> Problem
Your reply should be made up of every line in the records below that holds the string "Yellow".

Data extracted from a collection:
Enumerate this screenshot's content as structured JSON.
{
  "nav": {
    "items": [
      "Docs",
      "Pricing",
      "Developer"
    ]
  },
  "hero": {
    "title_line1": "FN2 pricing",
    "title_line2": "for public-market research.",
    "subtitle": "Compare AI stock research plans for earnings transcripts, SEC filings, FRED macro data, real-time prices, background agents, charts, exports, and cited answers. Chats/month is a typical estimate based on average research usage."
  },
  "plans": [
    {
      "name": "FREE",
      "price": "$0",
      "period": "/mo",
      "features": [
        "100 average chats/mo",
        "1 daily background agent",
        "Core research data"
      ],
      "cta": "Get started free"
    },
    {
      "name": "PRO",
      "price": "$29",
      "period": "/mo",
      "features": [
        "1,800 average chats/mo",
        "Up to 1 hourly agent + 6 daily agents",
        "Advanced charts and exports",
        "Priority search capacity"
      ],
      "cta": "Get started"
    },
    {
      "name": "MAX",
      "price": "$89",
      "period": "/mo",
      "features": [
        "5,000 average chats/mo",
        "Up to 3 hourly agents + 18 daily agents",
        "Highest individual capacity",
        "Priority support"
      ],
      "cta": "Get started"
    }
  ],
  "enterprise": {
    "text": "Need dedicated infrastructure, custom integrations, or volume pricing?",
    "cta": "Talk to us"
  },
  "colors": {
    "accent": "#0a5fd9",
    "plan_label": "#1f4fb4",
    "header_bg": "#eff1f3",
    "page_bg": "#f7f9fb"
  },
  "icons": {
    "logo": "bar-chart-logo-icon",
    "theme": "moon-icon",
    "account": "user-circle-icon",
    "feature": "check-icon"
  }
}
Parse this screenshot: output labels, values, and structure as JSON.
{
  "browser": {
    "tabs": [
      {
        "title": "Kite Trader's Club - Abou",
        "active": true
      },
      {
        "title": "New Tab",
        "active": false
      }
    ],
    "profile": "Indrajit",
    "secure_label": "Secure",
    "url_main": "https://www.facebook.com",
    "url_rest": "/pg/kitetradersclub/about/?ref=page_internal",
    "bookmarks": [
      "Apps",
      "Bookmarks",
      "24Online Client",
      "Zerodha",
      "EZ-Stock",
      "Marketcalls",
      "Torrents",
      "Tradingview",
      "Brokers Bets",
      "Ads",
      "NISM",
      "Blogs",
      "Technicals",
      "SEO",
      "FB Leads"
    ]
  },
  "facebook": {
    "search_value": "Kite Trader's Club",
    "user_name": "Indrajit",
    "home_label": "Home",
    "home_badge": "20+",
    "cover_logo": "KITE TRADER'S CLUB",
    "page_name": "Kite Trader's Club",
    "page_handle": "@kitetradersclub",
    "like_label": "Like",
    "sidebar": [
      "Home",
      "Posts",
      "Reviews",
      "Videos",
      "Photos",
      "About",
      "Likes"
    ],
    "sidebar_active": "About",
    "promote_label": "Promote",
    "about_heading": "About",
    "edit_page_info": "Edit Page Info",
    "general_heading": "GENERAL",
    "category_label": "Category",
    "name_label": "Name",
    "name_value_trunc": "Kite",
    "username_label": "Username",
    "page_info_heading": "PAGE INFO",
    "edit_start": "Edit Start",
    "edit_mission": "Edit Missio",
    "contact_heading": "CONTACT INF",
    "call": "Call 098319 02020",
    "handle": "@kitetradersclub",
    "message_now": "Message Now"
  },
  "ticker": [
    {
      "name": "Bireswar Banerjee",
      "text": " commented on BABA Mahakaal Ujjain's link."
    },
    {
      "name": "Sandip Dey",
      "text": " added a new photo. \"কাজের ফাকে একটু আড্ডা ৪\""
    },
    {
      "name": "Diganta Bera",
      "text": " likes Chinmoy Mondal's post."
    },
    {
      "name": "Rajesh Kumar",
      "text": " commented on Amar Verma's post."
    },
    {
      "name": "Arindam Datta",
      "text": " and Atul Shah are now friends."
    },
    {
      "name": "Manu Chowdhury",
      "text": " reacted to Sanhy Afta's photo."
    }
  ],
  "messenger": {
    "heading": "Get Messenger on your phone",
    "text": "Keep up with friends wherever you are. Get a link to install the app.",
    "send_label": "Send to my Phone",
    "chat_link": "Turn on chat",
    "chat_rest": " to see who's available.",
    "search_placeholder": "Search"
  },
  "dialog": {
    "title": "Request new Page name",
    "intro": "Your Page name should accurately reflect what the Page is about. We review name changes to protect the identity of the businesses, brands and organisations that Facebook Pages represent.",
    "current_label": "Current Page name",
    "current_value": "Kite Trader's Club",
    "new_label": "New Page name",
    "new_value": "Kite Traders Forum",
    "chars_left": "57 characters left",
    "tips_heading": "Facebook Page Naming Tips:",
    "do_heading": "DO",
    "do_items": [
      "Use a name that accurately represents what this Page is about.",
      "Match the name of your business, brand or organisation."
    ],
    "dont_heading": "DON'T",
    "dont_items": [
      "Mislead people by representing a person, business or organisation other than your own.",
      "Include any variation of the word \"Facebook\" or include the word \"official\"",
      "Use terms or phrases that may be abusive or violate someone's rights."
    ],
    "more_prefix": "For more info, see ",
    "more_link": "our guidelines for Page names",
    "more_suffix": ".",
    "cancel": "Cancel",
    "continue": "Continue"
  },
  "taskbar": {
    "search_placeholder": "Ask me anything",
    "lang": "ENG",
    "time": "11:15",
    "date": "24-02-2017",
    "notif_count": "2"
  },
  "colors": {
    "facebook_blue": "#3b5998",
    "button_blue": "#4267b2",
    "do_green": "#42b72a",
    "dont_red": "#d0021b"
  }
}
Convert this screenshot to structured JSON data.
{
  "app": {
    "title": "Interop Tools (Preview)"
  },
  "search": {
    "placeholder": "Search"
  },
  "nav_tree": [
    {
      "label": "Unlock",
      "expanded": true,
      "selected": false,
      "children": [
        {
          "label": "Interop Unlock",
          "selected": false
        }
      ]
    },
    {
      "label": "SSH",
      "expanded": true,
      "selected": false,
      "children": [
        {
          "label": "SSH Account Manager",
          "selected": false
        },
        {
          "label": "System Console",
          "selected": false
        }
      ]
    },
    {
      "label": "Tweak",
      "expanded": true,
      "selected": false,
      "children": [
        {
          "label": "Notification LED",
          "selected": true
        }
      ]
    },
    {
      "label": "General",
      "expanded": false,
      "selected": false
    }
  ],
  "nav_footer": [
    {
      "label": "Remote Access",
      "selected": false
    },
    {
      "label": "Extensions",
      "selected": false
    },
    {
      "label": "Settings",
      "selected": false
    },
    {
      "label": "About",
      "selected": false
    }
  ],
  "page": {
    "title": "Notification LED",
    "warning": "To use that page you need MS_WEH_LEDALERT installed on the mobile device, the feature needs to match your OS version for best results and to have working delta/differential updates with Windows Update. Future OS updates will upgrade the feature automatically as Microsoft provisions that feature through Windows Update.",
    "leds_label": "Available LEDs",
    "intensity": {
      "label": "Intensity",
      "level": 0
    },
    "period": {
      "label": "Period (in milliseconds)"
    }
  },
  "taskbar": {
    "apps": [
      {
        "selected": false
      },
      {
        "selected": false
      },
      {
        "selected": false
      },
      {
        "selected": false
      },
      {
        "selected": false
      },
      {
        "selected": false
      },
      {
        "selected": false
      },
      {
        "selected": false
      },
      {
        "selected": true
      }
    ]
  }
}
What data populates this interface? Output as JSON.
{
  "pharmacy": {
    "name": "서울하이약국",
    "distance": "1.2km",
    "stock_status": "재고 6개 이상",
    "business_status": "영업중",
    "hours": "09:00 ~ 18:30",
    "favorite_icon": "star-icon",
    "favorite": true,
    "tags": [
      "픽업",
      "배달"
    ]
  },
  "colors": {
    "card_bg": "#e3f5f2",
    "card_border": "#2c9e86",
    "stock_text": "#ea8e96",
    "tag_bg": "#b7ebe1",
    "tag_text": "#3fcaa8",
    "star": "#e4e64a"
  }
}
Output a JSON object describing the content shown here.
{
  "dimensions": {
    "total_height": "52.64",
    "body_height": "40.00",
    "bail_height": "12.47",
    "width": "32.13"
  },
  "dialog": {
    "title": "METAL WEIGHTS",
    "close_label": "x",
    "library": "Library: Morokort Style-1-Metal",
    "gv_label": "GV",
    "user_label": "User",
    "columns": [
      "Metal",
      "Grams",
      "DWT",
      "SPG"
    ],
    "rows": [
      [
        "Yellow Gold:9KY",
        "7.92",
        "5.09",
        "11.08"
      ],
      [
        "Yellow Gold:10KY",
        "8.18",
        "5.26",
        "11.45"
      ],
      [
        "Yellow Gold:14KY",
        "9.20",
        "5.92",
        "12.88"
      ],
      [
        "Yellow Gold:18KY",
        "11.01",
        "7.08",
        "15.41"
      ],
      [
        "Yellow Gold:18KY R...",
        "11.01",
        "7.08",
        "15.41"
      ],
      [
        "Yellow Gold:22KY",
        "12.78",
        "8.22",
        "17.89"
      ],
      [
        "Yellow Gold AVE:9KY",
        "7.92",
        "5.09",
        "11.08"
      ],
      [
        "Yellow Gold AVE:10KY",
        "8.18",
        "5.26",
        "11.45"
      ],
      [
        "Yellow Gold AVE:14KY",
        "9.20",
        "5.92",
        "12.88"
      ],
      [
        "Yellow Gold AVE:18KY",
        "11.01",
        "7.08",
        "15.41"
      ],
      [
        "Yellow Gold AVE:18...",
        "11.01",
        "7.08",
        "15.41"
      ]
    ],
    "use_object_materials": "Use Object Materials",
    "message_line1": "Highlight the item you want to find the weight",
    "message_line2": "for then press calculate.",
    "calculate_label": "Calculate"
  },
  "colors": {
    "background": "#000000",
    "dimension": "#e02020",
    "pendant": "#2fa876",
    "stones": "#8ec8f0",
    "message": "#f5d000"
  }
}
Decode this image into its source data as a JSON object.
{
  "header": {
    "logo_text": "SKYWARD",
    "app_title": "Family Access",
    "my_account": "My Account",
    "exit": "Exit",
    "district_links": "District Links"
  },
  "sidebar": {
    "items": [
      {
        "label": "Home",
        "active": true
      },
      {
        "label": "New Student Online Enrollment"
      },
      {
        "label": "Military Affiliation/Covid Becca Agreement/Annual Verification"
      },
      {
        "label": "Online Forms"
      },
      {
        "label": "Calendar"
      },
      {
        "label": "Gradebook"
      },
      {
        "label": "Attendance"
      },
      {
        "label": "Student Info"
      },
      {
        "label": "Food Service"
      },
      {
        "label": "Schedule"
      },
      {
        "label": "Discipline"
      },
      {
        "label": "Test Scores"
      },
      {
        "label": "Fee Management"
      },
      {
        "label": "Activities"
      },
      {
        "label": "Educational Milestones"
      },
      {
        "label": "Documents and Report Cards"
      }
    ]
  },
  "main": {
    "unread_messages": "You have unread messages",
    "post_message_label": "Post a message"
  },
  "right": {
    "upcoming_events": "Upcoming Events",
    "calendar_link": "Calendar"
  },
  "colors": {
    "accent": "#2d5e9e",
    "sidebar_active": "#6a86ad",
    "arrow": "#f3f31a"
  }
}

> Task answer
        "Yellow Gold:9KY",
        "Yellow Gold:10KY",
        "Yellow Gold:14KY",
        "Yellow Gold:18KY",
        "Yellow Gold:18KY R...",
        "Yellow Gold:22KY",
        "Yellow Gold AVE:9KY",
        "Yellow Gold AVE:10KY",
        "Yellow Gold AVE:14KY",
        "Yellow Gold AVE:18KY",
        "Yellow Gold AVE:18...",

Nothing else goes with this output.